The Obama administration is attempting to broaden its Western and regional coalition as it seeks to step-up military operations against the self-declared Islamic State, reported the New York Times Wednesday, amid fears of an extended Western military action in the region.
White House officials, speaking on condition of anonymity to the Times, said Britain and Australia are willing to join potential U.S. bombardments in Syria.
The Australian government is expecting a call from Washington this week and will respond immediately according to Australian news sources.
News Corp Australia revealed that secret plans have been drawn up for Australian elite troops to be deployed in Iraq in support of the U.S. mission there.
UK Premier David Cameron said Wednesday he will indicate to the US and other nations, at a NATO summit next week, that his country is keeping the option of joining strikes against the Islamic State open.
The UK envoy to Oman said on Wednesday that UK military participation is possible within the context of an international coalition. "This is such a complicated conflict that any response needs to be a well co-ordinated international effort" said Alan Duncan.
UK fighter jets are already flying missions in Iraq.
On Tuesday, U.S. President Obama said he is preparing a coalition to militarily respond to the Islamic State.
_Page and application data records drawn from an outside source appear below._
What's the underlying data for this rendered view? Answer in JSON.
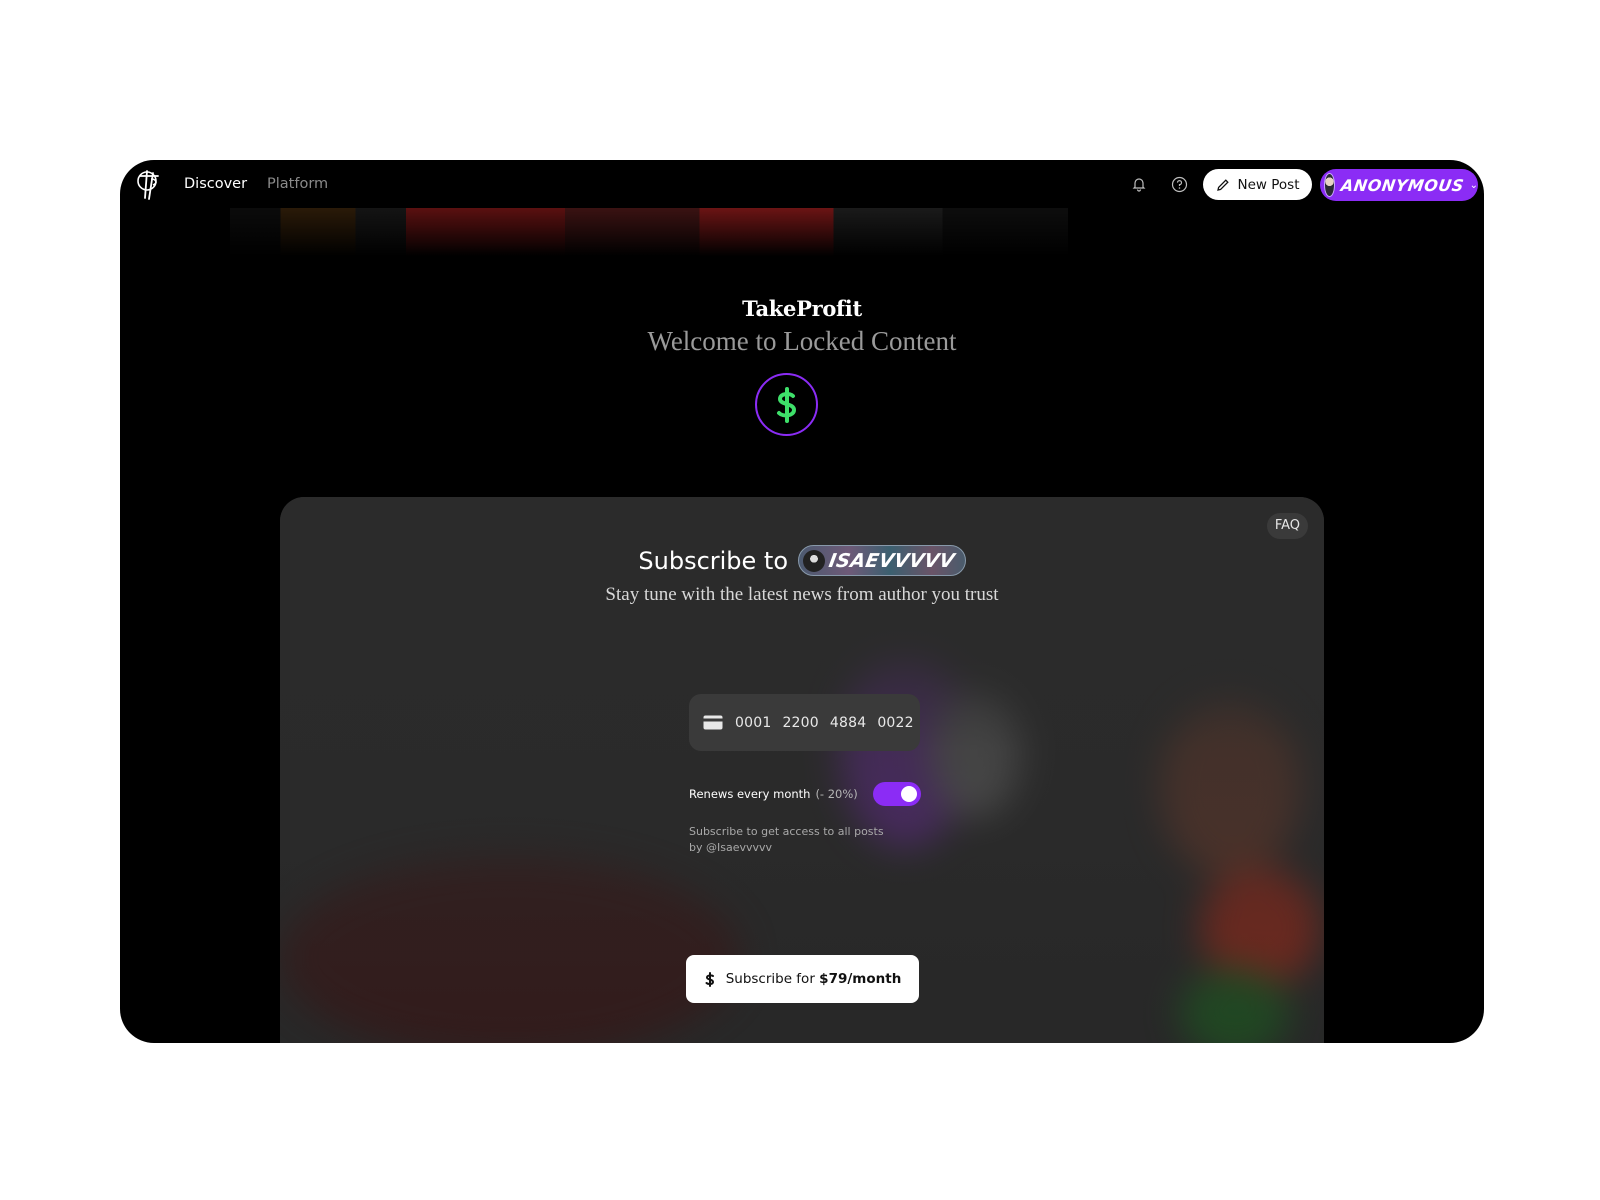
{
  "nav": {
    "links": [
      "Discover",
      "Platform"
    ],
    "new_post_label": "New Post",
    "user_name": "ANONYMOUS"
  },
  "hero": {
    "brand": "TakeProfit",
    "welcome": "Welcome to Locked Content"
  },
  "card": {
    "faq_label": "FAQ",
    "subscribe_prefix": "Subscribe to",
    "author_name": "ISAEVVVVV",
    "description": "Stay tune with the latest news from author you trust",
    "card_number_groups": [
      "0001",
      "2200",
      "4884",
      "0022"
    ],
    "renew_label": "Renews every month",
    "renew_discount": "(- 20%)",
    "renew_enabled": true,
    "access_text_line1": "Subscribe to get access to all posts",
    "access_text_line2": "by @Isaevvvvv",
    "subscribe_button_prefix": "Subscribe for",
    "subscribe_button_price": "$79/month"
  },
  "colors": {
    "accent": "#8b2cf5",
    "dollar_green": "#3ee06a",
    "window_bg": "#000000",
    "card_bg": "#2a2a2a"
  },
  "icons": [
    "logo-icon",
    "bell-icon",
    "help-icon",
    "pencil-icon",
    "chevron-down-icon",
    "dollar-icon",
    "credit-card-icon"
  ]
}
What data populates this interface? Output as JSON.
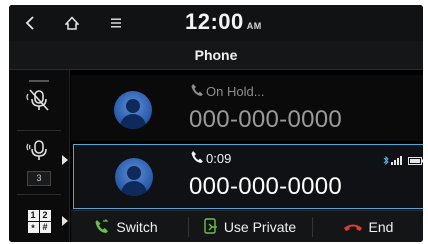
{
  "status_bar": {
    "time": "12:00",
    "ampm": "AM",
    "icons": [
      "back-icon",
      "home-icon",
      "menu-icon"
    ]
  },
  "header": {
    "title": "Phone"
  },
  "sidebar": {
    "items": [
      {
        "name": "mute-mic",
        "icon": "microphone-muted-icon"
      },
      {
        "name": "mic-volume",
        "icon": "microphone-icon",
        "value": "3"
      },
      {
        "name": "keypad",
        "icon": "keypad-icon",
        "keys": [
          "1",
          "2",
          "*",
          "#"
        ]
      }
    ]
  },
  "calls": {
    "on_hold": {
      "status": "On Hold...",
      "number": "000-000-0000"
    },
    "active": {
      "duration": "0:09",
      "number": "000-000-0000",
      "indicators": [
        "bluetooth-icon",
        "signal-icon",
        "battery-icon"
      ]
    }
  },
  "actions": {
    "switch_label": "Switch",
    "use_private_label": "Use Private",
    "end_label": "End"
  },
  "colors": {
    "accent_green": "#6cc04a",
    "end_red": "#e03c2e",
    "active_border": "#4fa8d6",
    "hold_text": "#8d8d8d"
  }
}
Raising worries of protracted Western military presence in Iraq and Syria he said "Rooting out a cancer like [the Islamic State] won't be easy, and it won't be quick."
Regional Coalition Against Islamic State
The US is also seeking to involve regional allies in its effort against the Islamic State.
The U.S. officials speaking in the New York Times on Wednesday, said they are requesting Qatar, Saudi Arabia, Turkey, the United Arab Emirate and Jordan to shore-up support for what they called moderate Syrian rebels opposing Syrian President Bashar Al Assad.
The US and its allies in the Middle-East have financially and militarily supported various jihadi groups in Syria, including the Islamic State, when an armed opposition emerged against President Assad.
This support seems to have back-fired when the Islamic State seized a quarter of Iraq and a third of Syria.
The US is now seeking to support what it calls ''moderate'' armed groups against Bashar Al Assad - a long-standing opponent of U.S. ambitions in the Middle-East - while rejecting renewed Syrian offers to cooperate against the Islamic State.
Observers argue there is no way to separate between moderates and extremists when engaging in a complicated conflict as the Syrian one. Some critics worry the US and its regional allies will continue to support other Al-Qaida affiliated groups in Syria, like Jabhat Al Nusra, which are more ''tamable'' than the Islamic State, as former CIA operative Bob Baer put it.
This week, President Obama stepped-up operations against the Islamic State. He authorized spying missions in Syria as the Pentagon prepares military options to strike targets in the country.
The U.S. air-force started bombing Islamic State positions in northern Iraq in early August. The number of civilian fatalities of U.S. operations in Iraq remains unknown so far.